It is certainly a blow to San Francisco District Attorney Chesa Boudin that in the first excessive-force trial brought against an on-duty SF police officer, the jury voted to acquit officer Terrance Stangel on three of the four counts (they deadlocked on a fourth). But this case was more than just this case, it spawned allegations that Boudin buried evidence that would have exonerated Officer Stangel, which led to the SFPD pulling out of an agreement with the DA’s office for independent investigations of alleged police brutality cases. And of course the whole thing took place with a backdrop of a recall Chesa Bouin election coming up in June.
Boudin just gave the Chronicle his first interview since losing the case. “You can’t be scared to lose,” the told the paper. “Doing justice does not mean only bringing those cases where you have slam-dunk opportunity to win.”
The jurors saw evidence we did not.

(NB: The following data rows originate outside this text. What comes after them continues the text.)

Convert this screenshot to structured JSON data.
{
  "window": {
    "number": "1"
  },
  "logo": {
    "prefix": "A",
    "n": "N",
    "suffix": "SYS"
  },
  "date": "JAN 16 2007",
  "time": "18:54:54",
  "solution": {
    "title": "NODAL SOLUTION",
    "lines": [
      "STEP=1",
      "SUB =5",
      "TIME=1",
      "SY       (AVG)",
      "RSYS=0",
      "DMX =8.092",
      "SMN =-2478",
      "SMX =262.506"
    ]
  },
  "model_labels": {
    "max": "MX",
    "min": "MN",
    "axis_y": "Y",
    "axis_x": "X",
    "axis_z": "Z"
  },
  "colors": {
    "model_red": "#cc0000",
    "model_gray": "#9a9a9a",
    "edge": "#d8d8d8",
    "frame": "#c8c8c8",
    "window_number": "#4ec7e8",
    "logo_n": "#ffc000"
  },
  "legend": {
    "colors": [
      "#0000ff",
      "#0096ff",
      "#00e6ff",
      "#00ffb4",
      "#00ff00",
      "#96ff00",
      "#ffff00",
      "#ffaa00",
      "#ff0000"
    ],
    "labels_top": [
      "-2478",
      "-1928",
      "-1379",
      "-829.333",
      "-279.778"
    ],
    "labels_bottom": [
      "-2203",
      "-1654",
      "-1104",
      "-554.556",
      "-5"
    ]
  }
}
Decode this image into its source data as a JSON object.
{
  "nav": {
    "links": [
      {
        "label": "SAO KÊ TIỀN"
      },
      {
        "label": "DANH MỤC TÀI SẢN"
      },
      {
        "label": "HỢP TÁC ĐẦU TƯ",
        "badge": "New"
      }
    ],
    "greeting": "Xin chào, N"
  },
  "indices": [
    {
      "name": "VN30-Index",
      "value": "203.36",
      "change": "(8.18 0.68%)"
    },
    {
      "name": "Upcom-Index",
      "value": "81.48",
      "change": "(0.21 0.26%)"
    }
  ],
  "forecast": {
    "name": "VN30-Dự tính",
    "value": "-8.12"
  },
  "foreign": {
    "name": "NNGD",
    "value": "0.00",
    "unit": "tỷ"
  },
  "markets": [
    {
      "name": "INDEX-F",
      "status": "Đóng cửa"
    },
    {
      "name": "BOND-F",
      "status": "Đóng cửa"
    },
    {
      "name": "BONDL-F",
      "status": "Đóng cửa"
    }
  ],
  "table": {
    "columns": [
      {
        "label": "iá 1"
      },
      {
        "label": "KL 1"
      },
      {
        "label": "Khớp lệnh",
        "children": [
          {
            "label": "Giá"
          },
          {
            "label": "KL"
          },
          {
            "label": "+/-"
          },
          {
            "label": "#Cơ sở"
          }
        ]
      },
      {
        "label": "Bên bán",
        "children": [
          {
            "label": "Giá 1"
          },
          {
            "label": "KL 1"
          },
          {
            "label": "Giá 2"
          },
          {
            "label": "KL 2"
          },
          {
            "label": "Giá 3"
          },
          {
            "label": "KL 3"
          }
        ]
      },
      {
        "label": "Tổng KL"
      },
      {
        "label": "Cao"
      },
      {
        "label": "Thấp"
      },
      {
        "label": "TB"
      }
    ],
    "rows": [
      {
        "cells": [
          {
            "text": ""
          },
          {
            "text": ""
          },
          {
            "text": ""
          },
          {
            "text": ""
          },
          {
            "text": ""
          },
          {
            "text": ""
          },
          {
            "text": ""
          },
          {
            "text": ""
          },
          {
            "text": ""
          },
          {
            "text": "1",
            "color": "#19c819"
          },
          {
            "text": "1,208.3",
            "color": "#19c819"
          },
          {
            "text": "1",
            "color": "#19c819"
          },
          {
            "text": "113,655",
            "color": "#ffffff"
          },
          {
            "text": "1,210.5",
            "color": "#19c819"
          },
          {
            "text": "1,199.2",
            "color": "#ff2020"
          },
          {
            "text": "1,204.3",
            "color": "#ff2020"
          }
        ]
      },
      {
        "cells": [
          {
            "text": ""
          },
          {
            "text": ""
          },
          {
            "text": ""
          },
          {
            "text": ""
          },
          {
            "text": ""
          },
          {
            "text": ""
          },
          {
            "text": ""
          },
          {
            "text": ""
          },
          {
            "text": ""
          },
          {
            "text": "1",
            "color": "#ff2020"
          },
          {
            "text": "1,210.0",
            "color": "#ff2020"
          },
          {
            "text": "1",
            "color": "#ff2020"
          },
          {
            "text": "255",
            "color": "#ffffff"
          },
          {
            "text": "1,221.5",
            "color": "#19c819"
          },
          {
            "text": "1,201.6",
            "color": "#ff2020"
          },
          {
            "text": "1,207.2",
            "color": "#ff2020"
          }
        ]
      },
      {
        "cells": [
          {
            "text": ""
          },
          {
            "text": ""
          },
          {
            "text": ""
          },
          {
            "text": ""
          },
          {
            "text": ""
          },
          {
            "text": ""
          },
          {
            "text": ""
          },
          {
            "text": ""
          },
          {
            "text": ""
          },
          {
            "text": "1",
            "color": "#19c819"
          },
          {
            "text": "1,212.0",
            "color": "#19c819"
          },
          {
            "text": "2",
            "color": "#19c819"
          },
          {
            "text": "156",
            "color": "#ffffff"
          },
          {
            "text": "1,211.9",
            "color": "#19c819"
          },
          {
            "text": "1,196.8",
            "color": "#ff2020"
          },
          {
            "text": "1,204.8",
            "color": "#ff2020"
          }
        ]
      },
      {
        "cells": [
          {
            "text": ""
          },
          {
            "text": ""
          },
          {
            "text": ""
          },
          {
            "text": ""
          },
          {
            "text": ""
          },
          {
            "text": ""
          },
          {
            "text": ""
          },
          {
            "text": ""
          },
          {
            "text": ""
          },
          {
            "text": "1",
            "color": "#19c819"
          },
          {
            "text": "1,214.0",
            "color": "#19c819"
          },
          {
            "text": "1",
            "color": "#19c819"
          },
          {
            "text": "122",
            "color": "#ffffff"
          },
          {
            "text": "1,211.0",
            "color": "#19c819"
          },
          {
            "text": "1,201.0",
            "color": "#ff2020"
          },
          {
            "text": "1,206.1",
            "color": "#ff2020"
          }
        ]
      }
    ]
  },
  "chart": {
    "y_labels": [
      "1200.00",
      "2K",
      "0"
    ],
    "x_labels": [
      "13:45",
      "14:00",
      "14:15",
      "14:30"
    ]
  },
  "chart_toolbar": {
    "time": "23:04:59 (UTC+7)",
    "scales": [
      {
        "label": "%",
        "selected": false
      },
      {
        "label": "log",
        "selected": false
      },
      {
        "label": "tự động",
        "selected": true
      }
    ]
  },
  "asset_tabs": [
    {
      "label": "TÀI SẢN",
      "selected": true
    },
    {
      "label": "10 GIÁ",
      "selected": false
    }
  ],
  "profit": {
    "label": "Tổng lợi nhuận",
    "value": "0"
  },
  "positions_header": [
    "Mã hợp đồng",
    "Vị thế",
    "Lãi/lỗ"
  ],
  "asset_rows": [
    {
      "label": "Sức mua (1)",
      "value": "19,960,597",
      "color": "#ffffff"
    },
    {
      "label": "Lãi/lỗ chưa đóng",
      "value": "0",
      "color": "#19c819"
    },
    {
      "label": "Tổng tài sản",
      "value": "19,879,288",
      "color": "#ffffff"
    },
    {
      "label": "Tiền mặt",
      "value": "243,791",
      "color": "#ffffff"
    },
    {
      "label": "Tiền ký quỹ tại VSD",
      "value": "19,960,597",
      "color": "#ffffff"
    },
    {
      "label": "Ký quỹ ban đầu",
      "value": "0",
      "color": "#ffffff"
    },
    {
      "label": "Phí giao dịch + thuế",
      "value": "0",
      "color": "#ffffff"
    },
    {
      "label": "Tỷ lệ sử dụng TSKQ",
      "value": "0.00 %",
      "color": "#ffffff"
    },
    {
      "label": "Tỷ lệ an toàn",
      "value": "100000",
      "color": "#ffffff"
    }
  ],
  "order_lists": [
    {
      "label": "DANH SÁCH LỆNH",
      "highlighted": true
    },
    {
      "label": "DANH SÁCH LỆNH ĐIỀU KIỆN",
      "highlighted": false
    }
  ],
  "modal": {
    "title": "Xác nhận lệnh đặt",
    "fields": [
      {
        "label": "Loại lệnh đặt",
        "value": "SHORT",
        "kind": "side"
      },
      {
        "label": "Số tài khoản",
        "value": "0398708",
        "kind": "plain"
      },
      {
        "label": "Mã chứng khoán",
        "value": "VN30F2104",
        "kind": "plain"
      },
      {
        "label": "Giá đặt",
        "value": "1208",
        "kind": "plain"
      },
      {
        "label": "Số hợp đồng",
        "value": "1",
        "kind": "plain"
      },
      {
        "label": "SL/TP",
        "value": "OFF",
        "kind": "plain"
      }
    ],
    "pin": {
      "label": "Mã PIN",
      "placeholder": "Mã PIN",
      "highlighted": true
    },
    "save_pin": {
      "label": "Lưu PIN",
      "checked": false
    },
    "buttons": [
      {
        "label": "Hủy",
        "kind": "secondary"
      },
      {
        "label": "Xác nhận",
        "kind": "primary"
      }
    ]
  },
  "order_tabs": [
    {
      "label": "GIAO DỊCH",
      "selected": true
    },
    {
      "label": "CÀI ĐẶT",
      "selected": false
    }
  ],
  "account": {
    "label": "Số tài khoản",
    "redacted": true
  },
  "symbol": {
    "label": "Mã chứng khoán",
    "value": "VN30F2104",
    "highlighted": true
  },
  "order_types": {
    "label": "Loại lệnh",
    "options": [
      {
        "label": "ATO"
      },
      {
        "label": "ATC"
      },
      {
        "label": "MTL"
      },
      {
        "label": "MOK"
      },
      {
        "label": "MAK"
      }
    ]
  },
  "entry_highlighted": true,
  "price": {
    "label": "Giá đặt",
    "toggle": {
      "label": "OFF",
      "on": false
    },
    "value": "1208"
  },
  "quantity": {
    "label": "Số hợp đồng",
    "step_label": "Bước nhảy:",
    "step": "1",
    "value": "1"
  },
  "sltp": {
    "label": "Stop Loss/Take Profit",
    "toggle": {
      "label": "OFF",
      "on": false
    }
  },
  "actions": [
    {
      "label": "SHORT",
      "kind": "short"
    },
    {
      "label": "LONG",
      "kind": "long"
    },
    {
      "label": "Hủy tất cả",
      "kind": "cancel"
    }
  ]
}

And apparently the beating victim in the case, Dacari Spiers, was depicted to have had a history of domestic violence arrests, but no convictions. (Spiers won a $700,000 settlement for his troubles, though police say they were responding to a 911 call that he was in the act of domestic violence at the time.) The Chron reports that jurors hear “about the criminal history of Dacari Spiers,” and that “This evidence included charges in which Spiers was convicted, but also domestic violence arrests in which he was never charged.”
“We saw some internal sabotage within our own office, and we saw rulings by the courts that are unthinkable in all my years trying cases in the Hall of Justice, and talking to lawyers who have been around for decades,” Boudin said.

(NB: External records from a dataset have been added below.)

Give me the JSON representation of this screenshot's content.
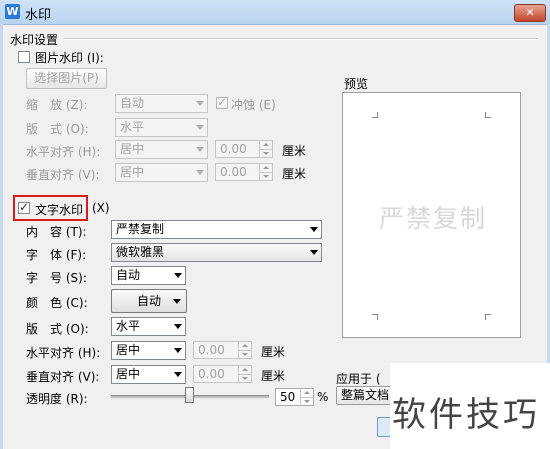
{
  "window": {
    "title": "水印",
    "app_icon_glyph": "W",
    "close_glyph": "✕"
  },
  "section": {
    "title": "水印设置"
  },
  "picture": {
    "checkbox_label": "图片水印",
    "checkbox_hotkey": "(I):",
    "choose_button": "选择图片",
    "choose_hotkey": "(P)",
    "scale_label": "缩　放",
    "scale_hotkey": "(Z):",
    "scale_value": "自动",
    "washout_label": "冲蚀",
    "washout_hotkey": "(E)",
    "layout_label": "版　式",
    "layout_hotkey": "(O):",
    "layout_value": "水平",
    "halign_label": "水平对齐",
    "halign_hotkey": "(H):",
    "halign_value": "居中",
    "halign_offset": "0.00",
    "valign_label": "垂直对齐",
    "valign_hotkey": "(V):",
    "valign_value": "居中",
    "valign_offset": "0.00",
    "unit": "厘米"
  },
  "text": {
    "checkbox_label": "文字水印",
    "checkbox_hotkey": "(X)",
    "content_label": "内　容",
    "content_hotkey": "(T):",
    "content_value": "严禁复制",
    "font_label": "字　体",
    "font_hotkey": "(F):",
    "font_value": "微软雅黑",
    "size_label": "字　号",
    "size_hotkey": "(S):",
    "size_value": "自动",
    "color_label": "颜　色",
    "color_hotkey": "(C):",
    "color_value": "自动",
    "layout_label": "版　式",
    "layout_hotkey": "(O):",
    "layout_value": "水平",
    "halign_label": "水平对齐",
    "halign_hotkey": "(H):",
    "halign_value": "居中",
    "halign_offset": "0.00",
    "valign_label": "垂直对齐",
    "valign_hotkey": "(V):",
    "valign_value": "居中",
    "valign_offset": "0.00",
    "unit": "厘米",
    "transparency_label": "透明度",
    "transparency_hotkey": "(R):",
    "transparency_value": "50",
    "transparency_unit": "%"
  },
  "preview": {
    "label": "预览",
    "watermark_text": "严禁复制"
  },
  "apply": {
    "label": "应用于",
    "hotkey": "(",
    "value": "整篇文档"
  },
  "overlay": {
    "brand": "软件技巧"
  },
  "colors": {
    "highlight": "#d01f1f",
    "titlebar": "#c3daf2"
  }
}
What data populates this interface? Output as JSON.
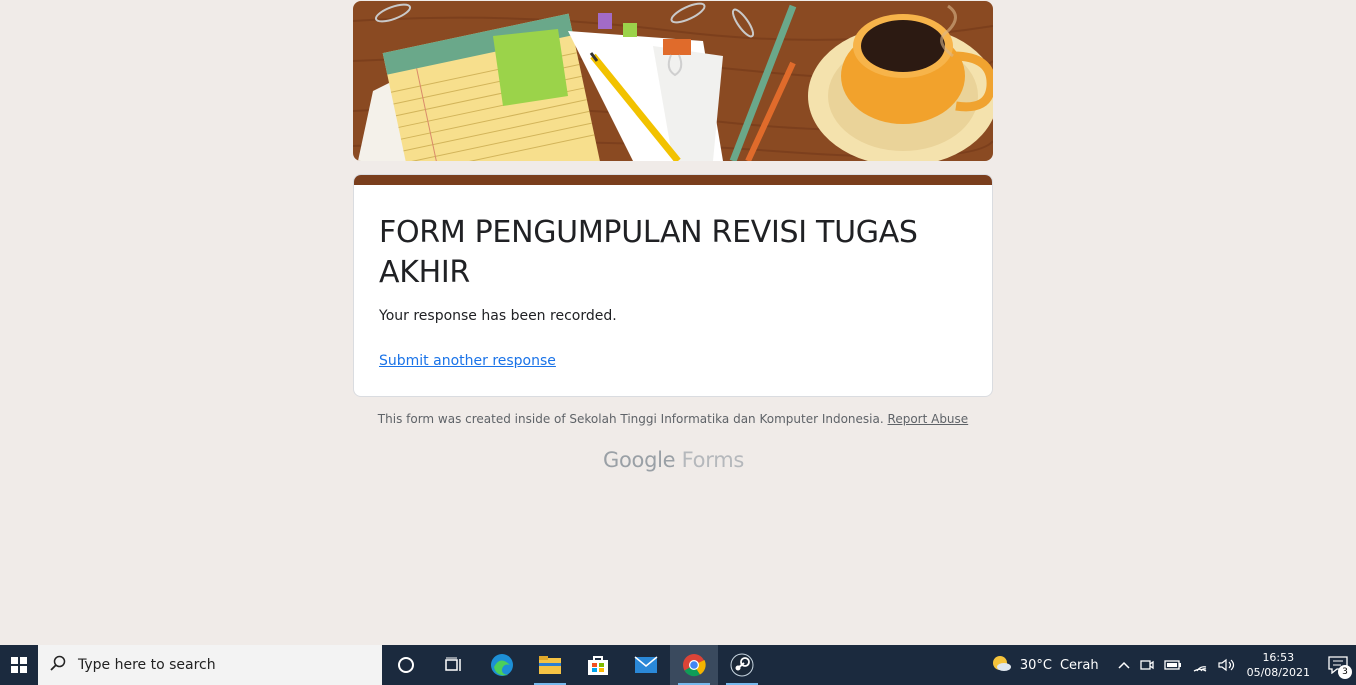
{
  "form": {
    "title": "FORM PENGUMPULAN REVISI TUGAS AKHIR",
    "confirmation": "Your response has been recorded.",
    "submit_another": "Submit another response",
    "accent_color": "#7a3e1d"
  },
  "footer": {
    "created_inside": "This form was created inside of Sekolah Tinggi Informatika dan Komputer Indonesia.",
    "report_abuse": "Report Abuse",
    "logo_google": "Google",
    "logo_forms": "Forms"
  },
  "taskbar": {
    "search_placeholder": "Type here to search",
    "icons": [
      "windows-start-icon",
      "search-icon",
      "cortana-icon",
      "task-view-icon",
      "edge-icon",
      "file-explorer-icon",
      "store-icon",
      "mail-icon",
      "chrome-icon",
      "steam-icon"
    ],
    "weather_temp": "30°C",
    "weather_desc": "Cerah",
    "time": "16:53",
    "date": "05/08/2021",
    "notification_count": "3"
  }
}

This case is certainly a high-profile setback, but Boudin’s office has otherwise had an unusually good couple of weeks from a public relations perspective. A lawsuit against him from an alleged Chinatown beating victim was dropped by the plaintiff, likely for lack of good evidence. His discovery that police used rape kit DNA evidence to prosecute a rape victim drew a national uproar, and forced the SFPD to publicly apologize and backtrack. That disclosure won “good guy” coverage of Boudin in prominent national publications.
But prominent national publication coverage is not what will decide this recall election. Fallout from this case and all of the other above-mentioned variables will decide the recall. And while Boudin barely won the 2019 election, that took place before the whole George Floyd reckoning on police violence.

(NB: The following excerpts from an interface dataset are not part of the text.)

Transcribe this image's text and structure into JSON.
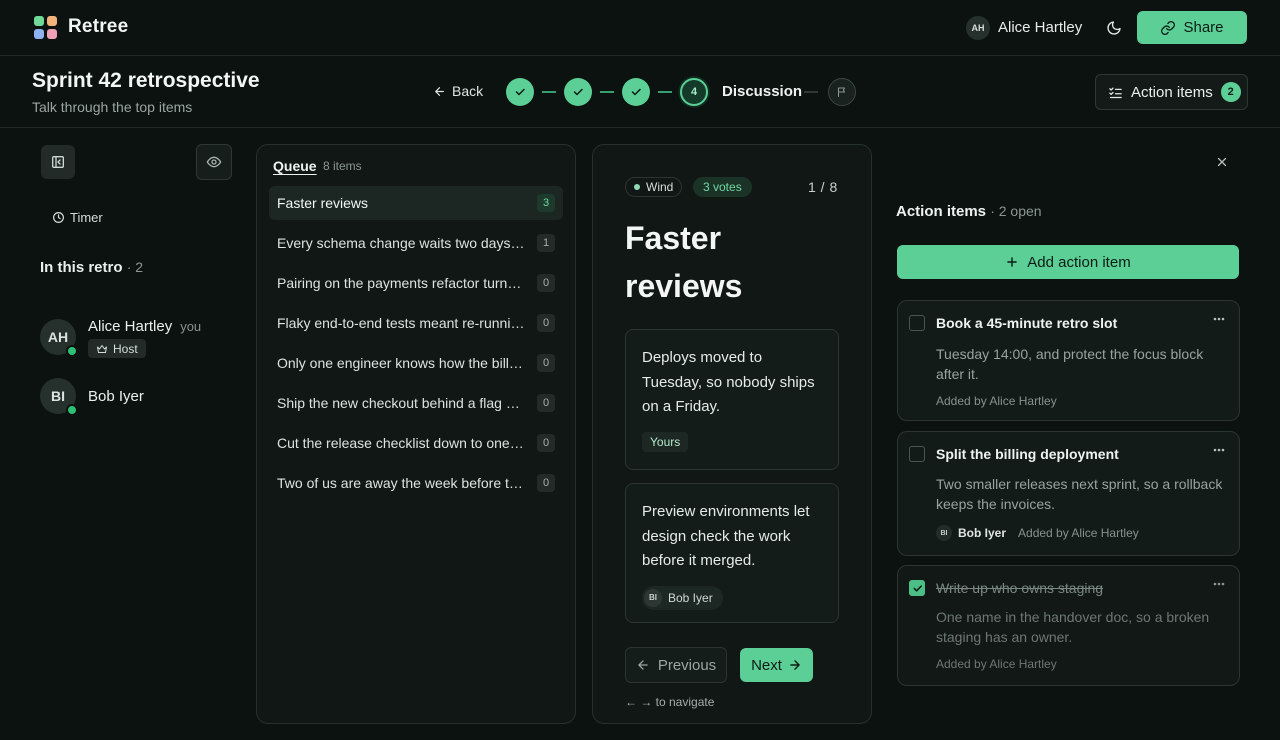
{
  "app": {
    "name": "Retree"
  },
  "user": {
    "initials": "AH",
    "name": "Alice Hartley"
  },
  "topbar": {
    "share_label": "Share"
  },
  "header": {
    "title": "Sprint 42 retrospective",
    "subtitle": "Talk through the top items",
    "back_label": "Back",
    "current_step_number": "4",
    "current_step_label": "Discussion",
    "action_items_label": "Action items",
    "action_items_count": "2"
  },
  "left": {
    "timer_label": "Timer",
    "in_retro_label": "In this retro",
    "in_retro_count": "· 2",
    "participants": [
      {
        "initials": "AH",
        "name": "Alice Hartley",
        "you": "you",
        "badge": "Host"
      },
      {
        "initials": "BI",
        "name": "Bob Iyer"
      }
    ]
  },
  "queue": {
    "title": "Queue",
    "count": "8 items",
    "items": [
      {
        "text": "Faster reviews",
        "votes": "3"
      },
      {
        "text": "Every schema change waits two days for review",
        "votes": "1"
      },
      {
        "text": "Pairing on the payments refactor turned out great",
        "votes": "0"
      },
      {
        "text": "Flaky end-to-end tests meant re-running the pipeline",
        "votes": "0"
      },
      {
        "text": "Only one engineer knows how the billing job works",
        "votes": "0"
      },
      {
        "text": "Ship the new checkout behind a flag next sprint",
        "votes": "0"
      },
      {
        "text": "Cut the release checklist down to one page",
        "votes": "0"
      },
      {
        "text": "Two of us are away the week before the launch",
        "votes": "0"
      }
    ]
  },
  "card": {
    "category": "Wind",
    "votes_label": "3 votes",
    "position": "1 / 8",
    "title": "Faster reviews",
    "notes": [
      {
        "text": "Deploys moved to Tuesday, so nobody ships on a Friday.",
        "tag": "Yours"
      },
      {
        "text": "Preview environments let design check the work before it merged.",
        "author_initials": "BI",
        "author": "Bob Iyer"
      }
    ],
    "prev_label": "Previous",
    "next_label": "Next",
    "nav_hint": "← → to navigate"
  },
  "actions": {
    "title": "Action items",
    "open_count": "· 2 open",
    "add_label": "Add action item",
    "items": [
      {
        "title": "Book a 45-minute retro slot",
        "description": "Tuesday 14:00, and protect the focus block after it.",
        "added_by": "Added by Alice Hartley",
        "done": false
      },
      {
        "title": "Split the billing deployment",
        "description": "Two smaller releases next sprint, so a rollback keeps the invoices.",
        "assignee_initials": "BI",
        "assignee": "Bob Iyer",
        "added_by": "Added by Alice Hartley",
        "done": false
      },
      {
        "title": "Write up who owns staging",
        "description": "One name in the handover doc, so a broken staging has an owner.",
        "added_by": "Added by Alice Hartley",
        "done": true
      }
    ]
  },
  "colors": {
    "accent": "#5ccf96",
    "background": "#0c1210",
    "online": "#2fbf74"
  }
}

So there may still be some retail political value to cracking down on police violence. And in that regard, Boudin still has five more officers he’s trying to prosecute for misconduct.